The restriction took Mixan and his camera on an adventure around the stadium for each home game. All of Mixan’s shots came from the stands, allowing him to be unexpectedly interactive with the few people that were there.

“That’s the first time for me in 35 years that I wasn’t allowed to shoot on the field,” Mixan said. “Making my way around the stadium, it was certainly a more relaxed atmosphere, and I found myself talking to some of the parents of players during the game. That would never happen if I was down on the field.”

Despite Mixan’s interactions with families, players and whoever else was there, the inside of Memorial Stadium and other arenas all had the same empty feeling almost everywhere throughout the past year.

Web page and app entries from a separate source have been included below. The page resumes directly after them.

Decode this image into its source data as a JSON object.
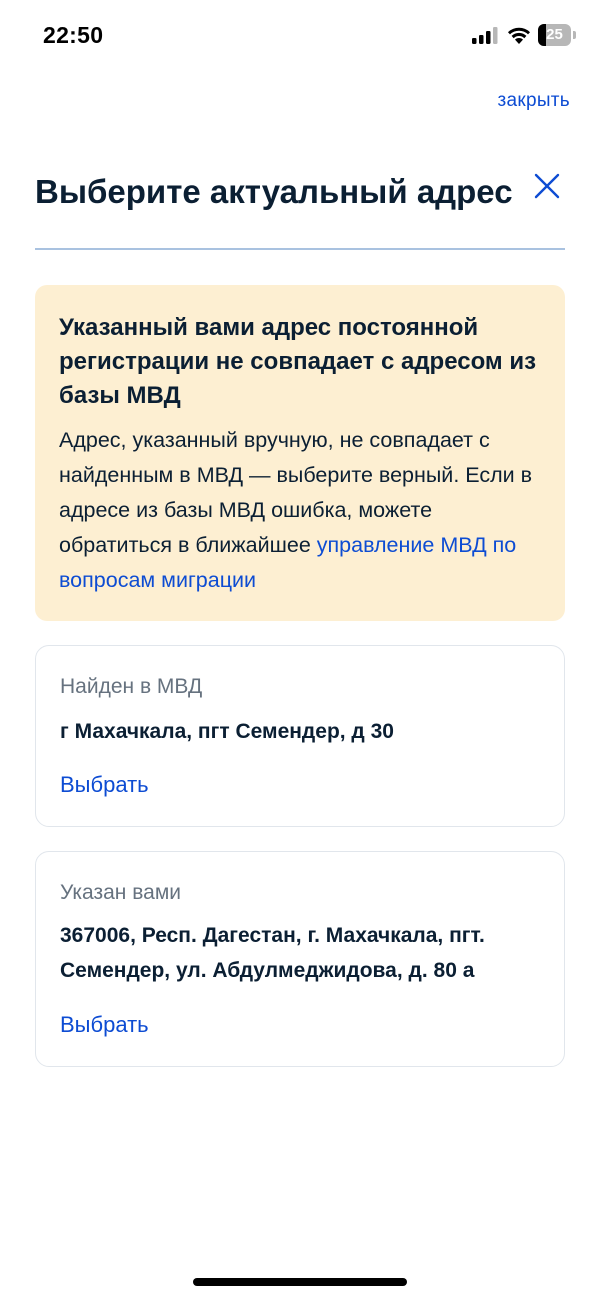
{
  "status_bar": {
    "time": "22:50",
    "battery_level": "25",
    "battery_fraction": 0.25,
    "icons": [
      "signal-icon",
      "wifi-icon",
      "battery-icon"
    ]
  },
  "header": {
    "close_link": "закрыть",
    "title": "Выберите актуальный адрес",
    "close_icon": "close-icon"
  },
  "warning": {
    "title": "Указанный вами адрес постоянной регистрации не совпадает с адресом из базы МВД",
    "text": "Адрес, указанный вручную, не совпадает с найденным в МВД — выберите верный. Если в адресе из базы МВД ошибка, можете обратиться в ближайшее ",
    "link": "управление МВД по вопросам миграции"
  },
  "cards": [
    {
      "label": "Найден в МВД",
      "address": "г Махачкала, пгт Семендер, д 30",
      "action": "Выбрать"
    },
    {
      "label": "Указан вами",
      "address": "367006, Респ. Дагестан, г. Махачкала, пгт. Семендер, ул. Абдулмеджидова, д. 80 а",
      "action": "Выбрать"
    }
  ],
  "colors": {
    "accent": "#0d4cd3",
    "text": "#0b1f33",
    "muted": "#66727f",
    "warning_bg": "#fdefd2",
    "divider": "#a9c2e0"
  }
}
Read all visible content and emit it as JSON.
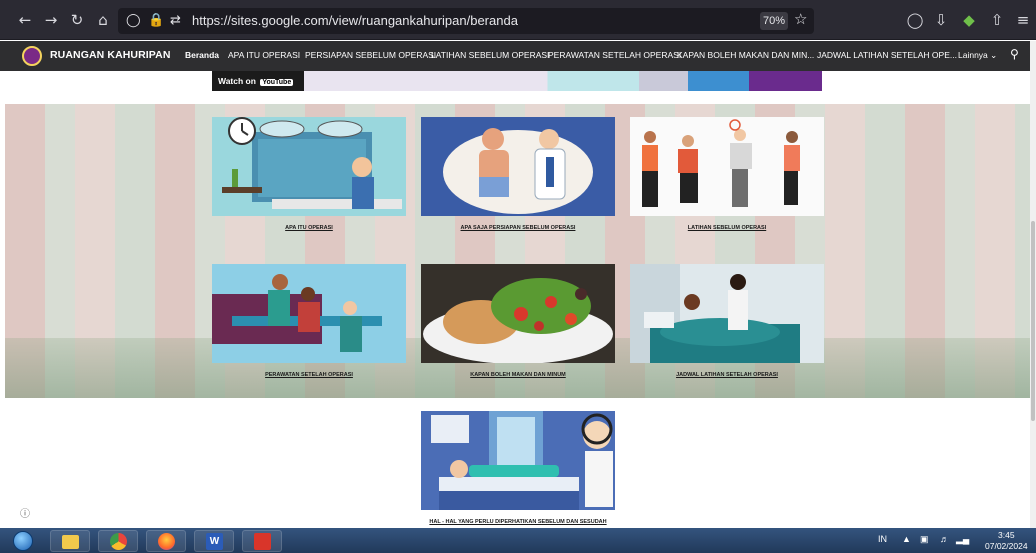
{
  "browser": {
    "url": "https://sites.google.com/view/ruangankahuripan/beranda",
    "zoom": "70%",
    "icons": [
      "back-icon",
      "forward-icon",
      "reload-icon",
      "home-icon",
      "shield-icon",
      "lock-icon",
      "permissions-icon",
      "bookmark-star-icon",
      "pocket-icon",
      "download-icon",
      "extension-icon",
      "share-icon",
      "menu-icon"
    ]
  },
  "site": {
    "name": "RUANGAN KAHURIPAN",
    "nav": [
      {
        "label": "Beranda",
        "active": true
      },
      {
        "label": "APA ITU OPERASI"
      },
      {
        "label": "PERSIAPAN SEBELUM OPERASI"
      },
      {
        "label": "LATIHAN SEBELUM OPERASI"
      },
      {
        "label": "PERAWATAN SETELAH OPERASI"
      },
      {
        "label": "KAPAN BOLEH MAKAN DAN MIN..."
      },
      {
        "label": "JADWAL LATIHAN SETELAH OPE..."
      },
      {
        "label": "Lainnya"
      }
    ],
    "more_chevron": "⌄"
  },
  "video": {
    "watch_on": "Watch on",
    "youtube": "YouTube"
  },
  "cards": [
    {
      "caption": "APA ITU OPERASI",
      "icon": "operating-room-illustration"
    },
    {
      "caption": "APA SAJA PERSIAPAN SEBELUM OPERASI",
      "icon": "doctor-consultation-illustration"
    },
    {
      "caption": "LATIHAN SEBELUM OPERASI",
      "icon": "stretching-exercise-illustration"
    },
    {
      "caption": "PERAWATAN SETELAH OPERASI",
      "icon": "physiotherapy-illustration"
    },
    {
      "caption": "KAPAN BOLEH MAKAN DAN MINUM",
      "icon": "salad-food-photo"
    },
    {
      "caption": "JADWAL LATIHAN SETELAH OPERASI",
      "icon": "patient-in-bed-photo"
    },
    {
      "caption": "HAL - HAL YANG PERLU DIPERHATIKAN SEBELUM DAN SESUDAH",
      "icon": "patient-bed-doctor-illustration"
    }
  ],
  "info_icon": "ⓘ",
  "taskbar": {
    "apps": [
      "windows-start-icon",
      "file-explorer-icon",
      "chrome-icon",
      "firefox-icon",
      "word-icon",
      "adobe-reader-icon"
    ],
    "lang": "IN",
    "time": "3:45",
    "date": "07/02/2024"
  }
}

“The atmosphere wasn’t there, the band wasn’t in the stadium, the cheerleaders weren’t on the sidelines,” Hartman said. “It was a totally different look if you were in the stadium. It was a little sterile, but we tried to emulate as much as we could to create an environment, to enhance the atmosphere. But without the fans, it wasn’t there.”

The atmosphere at Memorial Stadium, as it was in athletic venues across the country over the past year, was nonexistent. Luebe noted the strangeness of attempting to rally a team from her couch, while athletes didn’t feel the roar of a crowd when they needed it most.

“It’s hard to see these teams and not be able to interact with those players,” Luebe said. “It’s so hard to watch these teams play in silence.”

The past year created challenges for fans and those working in the stadiums. In the end, the inevitable conclusion remains that sports without fans is different — and worse.

“I guess what we learned is that we really want our fans back,” Hartman said.